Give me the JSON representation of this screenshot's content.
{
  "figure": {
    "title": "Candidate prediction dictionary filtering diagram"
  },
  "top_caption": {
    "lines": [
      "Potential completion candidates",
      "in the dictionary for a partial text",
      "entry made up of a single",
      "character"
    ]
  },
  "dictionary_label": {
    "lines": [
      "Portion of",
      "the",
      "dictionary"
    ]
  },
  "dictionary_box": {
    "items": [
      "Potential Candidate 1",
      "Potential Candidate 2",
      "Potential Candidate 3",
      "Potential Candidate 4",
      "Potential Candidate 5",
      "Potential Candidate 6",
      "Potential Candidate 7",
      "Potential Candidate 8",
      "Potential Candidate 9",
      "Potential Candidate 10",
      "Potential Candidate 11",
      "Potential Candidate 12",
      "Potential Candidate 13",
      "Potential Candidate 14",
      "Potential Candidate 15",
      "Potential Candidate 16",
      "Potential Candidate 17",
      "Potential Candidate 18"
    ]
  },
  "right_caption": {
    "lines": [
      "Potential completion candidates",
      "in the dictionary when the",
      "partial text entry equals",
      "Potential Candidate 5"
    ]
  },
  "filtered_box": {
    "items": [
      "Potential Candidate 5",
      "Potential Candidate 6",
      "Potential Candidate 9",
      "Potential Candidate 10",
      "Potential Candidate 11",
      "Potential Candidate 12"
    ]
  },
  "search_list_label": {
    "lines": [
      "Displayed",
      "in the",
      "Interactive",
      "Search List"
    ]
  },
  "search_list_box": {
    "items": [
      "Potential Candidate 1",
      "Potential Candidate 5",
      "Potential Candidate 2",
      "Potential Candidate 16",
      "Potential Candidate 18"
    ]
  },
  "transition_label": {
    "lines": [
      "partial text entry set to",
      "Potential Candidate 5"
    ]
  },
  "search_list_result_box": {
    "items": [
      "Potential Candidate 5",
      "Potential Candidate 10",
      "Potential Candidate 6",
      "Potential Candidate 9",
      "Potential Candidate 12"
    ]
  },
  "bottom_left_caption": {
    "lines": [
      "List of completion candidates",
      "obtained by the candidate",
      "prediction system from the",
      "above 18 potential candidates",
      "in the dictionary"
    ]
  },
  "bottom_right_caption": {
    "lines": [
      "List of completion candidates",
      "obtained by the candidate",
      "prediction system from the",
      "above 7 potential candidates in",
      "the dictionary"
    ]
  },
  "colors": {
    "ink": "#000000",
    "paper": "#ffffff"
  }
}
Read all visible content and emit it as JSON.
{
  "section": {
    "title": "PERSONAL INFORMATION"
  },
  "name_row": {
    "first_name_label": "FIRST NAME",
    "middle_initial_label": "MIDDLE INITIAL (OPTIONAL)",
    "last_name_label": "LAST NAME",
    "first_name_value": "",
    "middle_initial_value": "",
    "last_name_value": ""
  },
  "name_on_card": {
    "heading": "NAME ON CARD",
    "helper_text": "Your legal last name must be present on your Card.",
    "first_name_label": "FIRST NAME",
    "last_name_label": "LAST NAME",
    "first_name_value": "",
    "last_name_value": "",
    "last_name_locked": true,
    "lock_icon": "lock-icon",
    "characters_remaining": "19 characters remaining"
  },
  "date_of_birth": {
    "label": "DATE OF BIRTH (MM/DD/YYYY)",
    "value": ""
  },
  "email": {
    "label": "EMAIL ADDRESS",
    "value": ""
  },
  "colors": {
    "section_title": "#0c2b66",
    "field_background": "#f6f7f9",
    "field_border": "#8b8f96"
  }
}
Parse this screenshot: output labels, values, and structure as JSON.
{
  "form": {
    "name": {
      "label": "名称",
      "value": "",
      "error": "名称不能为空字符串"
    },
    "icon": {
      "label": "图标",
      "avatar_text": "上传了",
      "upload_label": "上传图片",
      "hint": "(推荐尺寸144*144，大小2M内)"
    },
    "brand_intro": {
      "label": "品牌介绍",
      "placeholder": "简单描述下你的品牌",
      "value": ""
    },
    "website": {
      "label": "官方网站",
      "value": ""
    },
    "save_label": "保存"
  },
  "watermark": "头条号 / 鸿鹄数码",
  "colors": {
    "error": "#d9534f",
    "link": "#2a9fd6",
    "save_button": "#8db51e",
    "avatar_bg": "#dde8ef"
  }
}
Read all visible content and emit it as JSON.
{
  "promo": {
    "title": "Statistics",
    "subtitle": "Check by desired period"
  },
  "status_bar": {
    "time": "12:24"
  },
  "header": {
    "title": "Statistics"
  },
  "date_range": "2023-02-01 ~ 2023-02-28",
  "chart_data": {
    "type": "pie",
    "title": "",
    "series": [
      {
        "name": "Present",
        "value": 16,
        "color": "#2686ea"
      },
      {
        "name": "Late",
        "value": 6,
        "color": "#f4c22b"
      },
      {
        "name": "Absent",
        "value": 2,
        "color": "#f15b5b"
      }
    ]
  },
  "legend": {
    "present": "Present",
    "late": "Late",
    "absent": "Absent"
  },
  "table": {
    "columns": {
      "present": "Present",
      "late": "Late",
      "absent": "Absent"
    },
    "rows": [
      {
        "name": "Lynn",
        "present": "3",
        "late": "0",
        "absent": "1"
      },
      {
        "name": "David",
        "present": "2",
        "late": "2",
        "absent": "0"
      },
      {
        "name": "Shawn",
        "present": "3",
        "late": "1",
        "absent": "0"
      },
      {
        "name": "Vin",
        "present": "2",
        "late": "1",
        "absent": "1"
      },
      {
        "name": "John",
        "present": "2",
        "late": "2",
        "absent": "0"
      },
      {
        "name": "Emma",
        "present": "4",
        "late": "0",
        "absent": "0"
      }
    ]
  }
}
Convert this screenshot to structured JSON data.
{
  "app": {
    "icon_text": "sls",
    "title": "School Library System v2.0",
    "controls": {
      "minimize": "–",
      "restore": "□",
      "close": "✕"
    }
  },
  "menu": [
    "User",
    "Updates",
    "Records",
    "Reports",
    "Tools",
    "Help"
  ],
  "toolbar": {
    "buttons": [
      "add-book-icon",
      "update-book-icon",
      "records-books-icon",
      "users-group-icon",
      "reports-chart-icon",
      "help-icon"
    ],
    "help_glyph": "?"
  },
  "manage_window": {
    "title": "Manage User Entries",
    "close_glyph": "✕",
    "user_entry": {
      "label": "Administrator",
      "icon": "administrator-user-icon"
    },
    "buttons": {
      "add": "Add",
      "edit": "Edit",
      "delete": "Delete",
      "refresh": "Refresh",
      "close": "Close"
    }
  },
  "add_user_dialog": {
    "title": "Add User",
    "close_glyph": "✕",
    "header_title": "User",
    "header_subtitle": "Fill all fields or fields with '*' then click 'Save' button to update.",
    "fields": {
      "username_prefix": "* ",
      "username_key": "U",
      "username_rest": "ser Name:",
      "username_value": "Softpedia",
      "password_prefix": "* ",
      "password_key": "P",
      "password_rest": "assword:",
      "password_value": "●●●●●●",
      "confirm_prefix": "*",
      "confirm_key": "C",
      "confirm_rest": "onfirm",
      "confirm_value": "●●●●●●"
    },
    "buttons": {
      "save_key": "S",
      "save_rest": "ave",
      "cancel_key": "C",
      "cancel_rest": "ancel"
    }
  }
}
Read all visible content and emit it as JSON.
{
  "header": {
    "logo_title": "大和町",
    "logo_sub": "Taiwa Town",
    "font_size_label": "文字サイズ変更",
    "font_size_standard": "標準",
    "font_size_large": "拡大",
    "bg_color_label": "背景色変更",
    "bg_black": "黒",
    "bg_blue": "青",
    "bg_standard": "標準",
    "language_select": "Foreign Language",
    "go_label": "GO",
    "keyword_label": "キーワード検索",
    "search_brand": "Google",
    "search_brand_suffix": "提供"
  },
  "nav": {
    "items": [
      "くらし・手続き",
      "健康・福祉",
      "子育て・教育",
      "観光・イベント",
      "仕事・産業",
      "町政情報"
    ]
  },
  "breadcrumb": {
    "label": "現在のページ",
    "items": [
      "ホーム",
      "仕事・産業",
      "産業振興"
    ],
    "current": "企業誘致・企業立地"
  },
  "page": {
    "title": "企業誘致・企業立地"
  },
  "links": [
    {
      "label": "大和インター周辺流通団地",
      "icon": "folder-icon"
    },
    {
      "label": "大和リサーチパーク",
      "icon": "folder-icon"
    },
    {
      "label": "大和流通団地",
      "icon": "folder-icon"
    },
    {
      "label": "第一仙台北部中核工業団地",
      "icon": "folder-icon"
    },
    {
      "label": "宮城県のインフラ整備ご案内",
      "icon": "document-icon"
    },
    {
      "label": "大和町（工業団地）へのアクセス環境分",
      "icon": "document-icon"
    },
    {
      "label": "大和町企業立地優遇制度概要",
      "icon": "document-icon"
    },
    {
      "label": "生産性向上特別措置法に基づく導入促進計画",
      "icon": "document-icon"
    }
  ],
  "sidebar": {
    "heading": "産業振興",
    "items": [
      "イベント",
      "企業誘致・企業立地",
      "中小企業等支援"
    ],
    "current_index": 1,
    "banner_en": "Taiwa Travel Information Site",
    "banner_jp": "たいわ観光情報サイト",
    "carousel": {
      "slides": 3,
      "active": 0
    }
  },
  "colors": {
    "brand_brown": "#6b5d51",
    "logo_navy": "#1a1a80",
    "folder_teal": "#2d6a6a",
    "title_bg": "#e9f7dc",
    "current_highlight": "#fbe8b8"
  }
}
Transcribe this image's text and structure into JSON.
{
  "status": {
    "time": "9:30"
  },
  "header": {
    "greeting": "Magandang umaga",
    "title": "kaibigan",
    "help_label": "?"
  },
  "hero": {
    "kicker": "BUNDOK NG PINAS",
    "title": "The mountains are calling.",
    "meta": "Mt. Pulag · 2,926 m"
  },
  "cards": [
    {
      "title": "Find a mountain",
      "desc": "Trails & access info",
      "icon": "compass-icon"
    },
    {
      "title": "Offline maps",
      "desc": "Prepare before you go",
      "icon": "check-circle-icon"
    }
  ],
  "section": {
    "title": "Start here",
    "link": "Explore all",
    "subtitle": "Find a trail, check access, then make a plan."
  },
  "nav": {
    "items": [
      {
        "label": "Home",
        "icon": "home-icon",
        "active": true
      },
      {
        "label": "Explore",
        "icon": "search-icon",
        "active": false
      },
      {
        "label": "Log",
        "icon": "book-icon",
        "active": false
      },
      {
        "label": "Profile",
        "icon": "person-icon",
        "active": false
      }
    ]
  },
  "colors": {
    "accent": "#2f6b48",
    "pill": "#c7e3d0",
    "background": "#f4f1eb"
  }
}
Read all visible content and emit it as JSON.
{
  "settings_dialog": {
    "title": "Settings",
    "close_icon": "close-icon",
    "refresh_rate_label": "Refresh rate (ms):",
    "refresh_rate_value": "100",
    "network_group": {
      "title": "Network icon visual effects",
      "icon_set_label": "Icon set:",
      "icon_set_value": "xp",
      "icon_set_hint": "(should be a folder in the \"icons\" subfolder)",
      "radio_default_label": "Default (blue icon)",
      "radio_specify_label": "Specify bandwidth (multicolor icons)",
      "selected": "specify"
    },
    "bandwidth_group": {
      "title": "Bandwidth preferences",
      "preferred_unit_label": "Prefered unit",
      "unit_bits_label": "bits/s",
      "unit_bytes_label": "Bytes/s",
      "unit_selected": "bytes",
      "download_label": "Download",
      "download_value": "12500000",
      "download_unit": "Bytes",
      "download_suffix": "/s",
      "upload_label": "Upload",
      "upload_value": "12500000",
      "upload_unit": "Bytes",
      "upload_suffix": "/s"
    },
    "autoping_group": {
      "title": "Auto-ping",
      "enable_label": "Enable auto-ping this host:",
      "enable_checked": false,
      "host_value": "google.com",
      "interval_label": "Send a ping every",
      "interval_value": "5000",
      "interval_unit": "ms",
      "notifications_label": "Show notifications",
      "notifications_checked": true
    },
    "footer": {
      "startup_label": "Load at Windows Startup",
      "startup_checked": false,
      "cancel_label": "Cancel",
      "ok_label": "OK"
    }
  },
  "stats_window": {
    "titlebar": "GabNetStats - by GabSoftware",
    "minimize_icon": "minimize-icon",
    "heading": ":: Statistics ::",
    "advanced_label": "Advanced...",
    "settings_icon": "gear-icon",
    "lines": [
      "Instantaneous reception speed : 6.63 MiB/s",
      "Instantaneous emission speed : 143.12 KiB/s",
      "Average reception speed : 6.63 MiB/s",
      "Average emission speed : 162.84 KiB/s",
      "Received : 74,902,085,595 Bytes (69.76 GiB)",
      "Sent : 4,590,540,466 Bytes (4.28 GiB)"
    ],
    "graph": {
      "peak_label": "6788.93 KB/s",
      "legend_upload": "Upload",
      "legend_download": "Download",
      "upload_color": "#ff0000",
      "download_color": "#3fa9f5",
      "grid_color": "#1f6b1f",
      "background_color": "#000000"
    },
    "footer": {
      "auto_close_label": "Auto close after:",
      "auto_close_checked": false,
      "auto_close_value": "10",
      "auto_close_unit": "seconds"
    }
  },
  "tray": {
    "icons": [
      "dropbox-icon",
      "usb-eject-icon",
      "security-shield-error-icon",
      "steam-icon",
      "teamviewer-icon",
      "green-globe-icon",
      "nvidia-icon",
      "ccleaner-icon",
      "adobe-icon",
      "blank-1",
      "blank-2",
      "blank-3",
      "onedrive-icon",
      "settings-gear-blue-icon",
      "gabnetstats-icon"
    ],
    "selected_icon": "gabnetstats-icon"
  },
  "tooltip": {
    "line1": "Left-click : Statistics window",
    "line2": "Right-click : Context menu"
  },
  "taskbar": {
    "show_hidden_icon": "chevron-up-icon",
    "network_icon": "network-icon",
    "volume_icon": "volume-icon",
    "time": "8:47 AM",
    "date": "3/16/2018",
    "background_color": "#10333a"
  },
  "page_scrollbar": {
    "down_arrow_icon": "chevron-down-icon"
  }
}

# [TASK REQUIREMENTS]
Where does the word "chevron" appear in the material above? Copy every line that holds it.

# [ANSWER FOR THE TASK]
    "show_hidden_icon": "chevron-up-icon",
    "down_arrow_icon": "chevron-down-icon"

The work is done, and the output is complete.